Unlucky Investor Traps


1 | Affinity fraud. Con artists target members of religious, political or ethnic groups.

2 | Churning. Unethical securities professionals make unnecessary or excessive trades to generate commissions.

3 | Equity-indexed certificates of deposit. In a volatile market, these uninsured CDs pose liquidity problems and are not suitable for most seniors.

4 | Oil and gas investment fraud. Sales materials provide “official looking” surveyor maps touting the likelihood that the “managers” of the drilling enterprise will hit pay dirt.

5 | Personal information scams. In the guise of helping customers fill out forms to qualify for legitimate benefits, the scammer collects information about personal financial assets.

6 | Prime bank schemes. These schemes promise high-yield, tax-free returns often purported to result from “off-shore trades of bank debentures.”

7 | Pump and dump schemes. Unethical broker-dealers frequently “pump” up the value of low-priced securities that are traded on Nasdaq “pink sheets” and then “dump” the stock after naïve investors have bought in at the inflated prices.

8 | Recovery rooms.
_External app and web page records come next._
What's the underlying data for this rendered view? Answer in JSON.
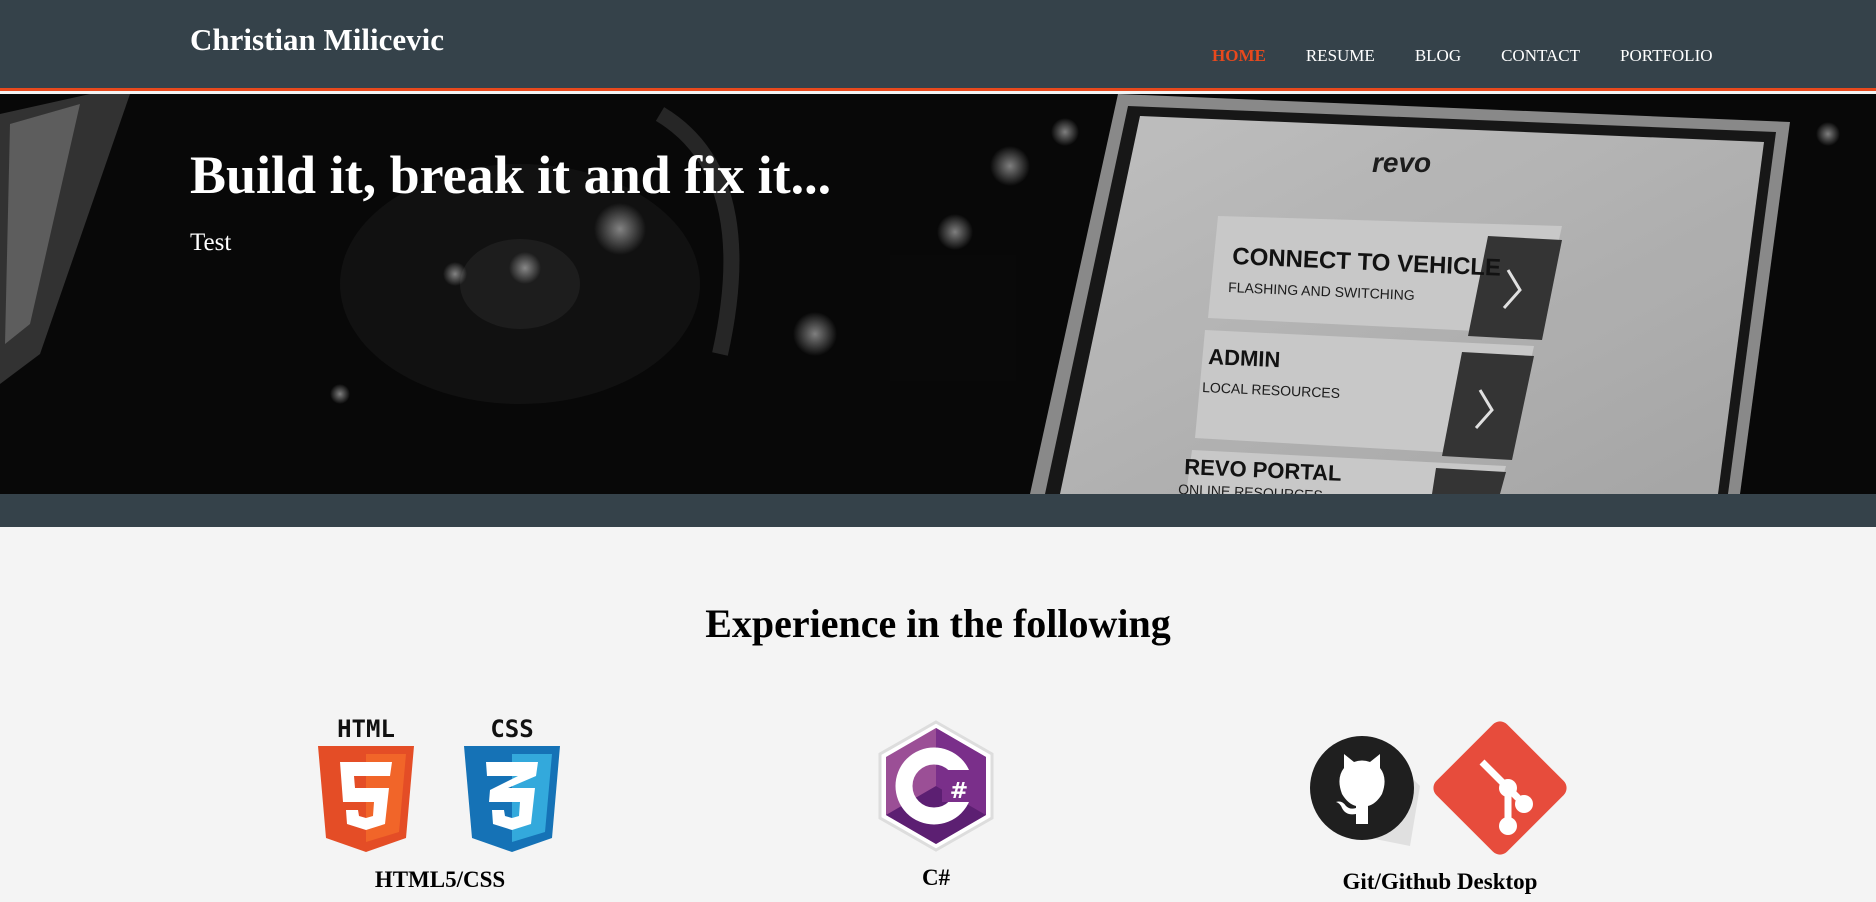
{
  "site": {
    "brand": "Christian Milicevic",
    "accent_color": "#e8491d",
    "header_color": "#35424a"
  },
  "nav": {
    "items": [
      {
        "label": "HOME",
        "active": true
      },
      {
        "label": "RESUME",
        "active": false
      },
      {
        "label": "BLOG",
        "active": false
      },
      {
        "label": "CONTACT",
        "active": false
      },
      {
        "label": "PORTFOLIO",
        "active": false
      }
    ]
  },
  "hero": {
    "title": "Build it, break it and fix it...",
    "subtitle": "Test",
    "laptop": {
      "logo": "revo",
      "items": [
        {
          "title": "CONNECT TO VEHICLE",
          "sub": "FLASHING AND SWITCHING"
        },
        {
          "title": "ADMIN",
          "sub": "LOCAL RESOURCES"
        },
        {
          "title": "REVO PORTAL",
          "sub": "ONLINE RESOURCES"
        }
      ]
    }
  },
  "experience": {
    "title": "Experience in the following",
    "skills": [
      {
        "label": "HTML5/CSS",
        "icons": [
          "html5-icon",
          "css3-icon"
        ]
      },
      {
        "label": "C#",
        "icons": [
          "csharp-icon"
        ]
      },
      {
        "label": "Git/Github Desktop",
        "icons": [
          "github-icon",
          "git-icon"
        ]
      }
    ]
  }
}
Scam artists buy and sell the names of victims who have lost money to “recovery room” operators who promise, in return for a fee that the victim must pay in advance, to recover the money lost in a worthless investment.
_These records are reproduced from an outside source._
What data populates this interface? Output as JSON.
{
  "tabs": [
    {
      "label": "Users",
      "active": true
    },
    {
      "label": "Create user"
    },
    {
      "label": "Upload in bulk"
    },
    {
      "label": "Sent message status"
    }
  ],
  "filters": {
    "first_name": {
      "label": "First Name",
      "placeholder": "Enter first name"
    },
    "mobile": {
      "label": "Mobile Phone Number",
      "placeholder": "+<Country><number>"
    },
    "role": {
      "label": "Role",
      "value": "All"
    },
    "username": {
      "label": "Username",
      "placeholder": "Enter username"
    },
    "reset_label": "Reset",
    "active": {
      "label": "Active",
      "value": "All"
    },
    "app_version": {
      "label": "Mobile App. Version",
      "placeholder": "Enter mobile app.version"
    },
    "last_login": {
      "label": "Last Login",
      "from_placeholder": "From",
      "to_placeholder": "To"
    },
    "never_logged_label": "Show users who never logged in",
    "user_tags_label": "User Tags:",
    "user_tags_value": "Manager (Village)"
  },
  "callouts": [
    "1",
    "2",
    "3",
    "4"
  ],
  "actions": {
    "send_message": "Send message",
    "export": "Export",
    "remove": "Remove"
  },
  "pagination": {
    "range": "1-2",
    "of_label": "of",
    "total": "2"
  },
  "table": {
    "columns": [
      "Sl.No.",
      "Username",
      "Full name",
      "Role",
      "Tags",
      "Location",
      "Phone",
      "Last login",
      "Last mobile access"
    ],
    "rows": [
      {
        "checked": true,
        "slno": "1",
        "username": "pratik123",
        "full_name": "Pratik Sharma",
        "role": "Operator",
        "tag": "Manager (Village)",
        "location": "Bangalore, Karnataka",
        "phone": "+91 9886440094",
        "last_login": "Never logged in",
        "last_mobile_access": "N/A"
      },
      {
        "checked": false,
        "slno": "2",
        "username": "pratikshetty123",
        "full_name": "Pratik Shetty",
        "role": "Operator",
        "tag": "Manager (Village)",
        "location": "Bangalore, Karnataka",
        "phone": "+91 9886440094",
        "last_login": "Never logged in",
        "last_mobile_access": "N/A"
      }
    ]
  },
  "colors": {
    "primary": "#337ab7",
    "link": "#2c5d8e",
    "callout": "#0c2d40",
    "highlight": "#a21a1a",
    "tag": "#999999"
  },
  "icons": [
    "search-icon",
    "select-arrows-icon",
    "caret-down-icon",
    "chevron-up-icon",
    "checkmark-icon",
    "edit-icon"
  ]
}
9 | Registered high-interest promissory notes publicly advertised. These high-risk notes are not suitable for retirement funds.

10 | Sale and leaseback contracts. Investors are sold a piece of equipment such as a payphone, ATM machine or Internet booth located at a remote venue, where the investor cannot service and maintain the equipment and must enter into a servicing agreement.

Source: North American Securities Administrators Association.

SPONSORED REPORT

Revenue recognition: A complex effort

Implementing the new standard requires careful judgment. Learn how to make significant accounting judgments and document them and collaborate with peers for consistent application.

VIDEO

How to Excel pivot a general ledger

The general ledger is a vast historical data archive of your company's financial activities, including revenue, expenses, adjustments, and account balances. J. Carlton Collins, CPA, shows how to prepare data for, and mine data with, PivotTables.

QUIZ

News quiz: Taking an economic snapshot and looking to the future

Recent news included IRS actions that affect individuals and partnerships and a possibly influential move by a Big Four accounting firm.Take this short quiz to see how much you know about the news.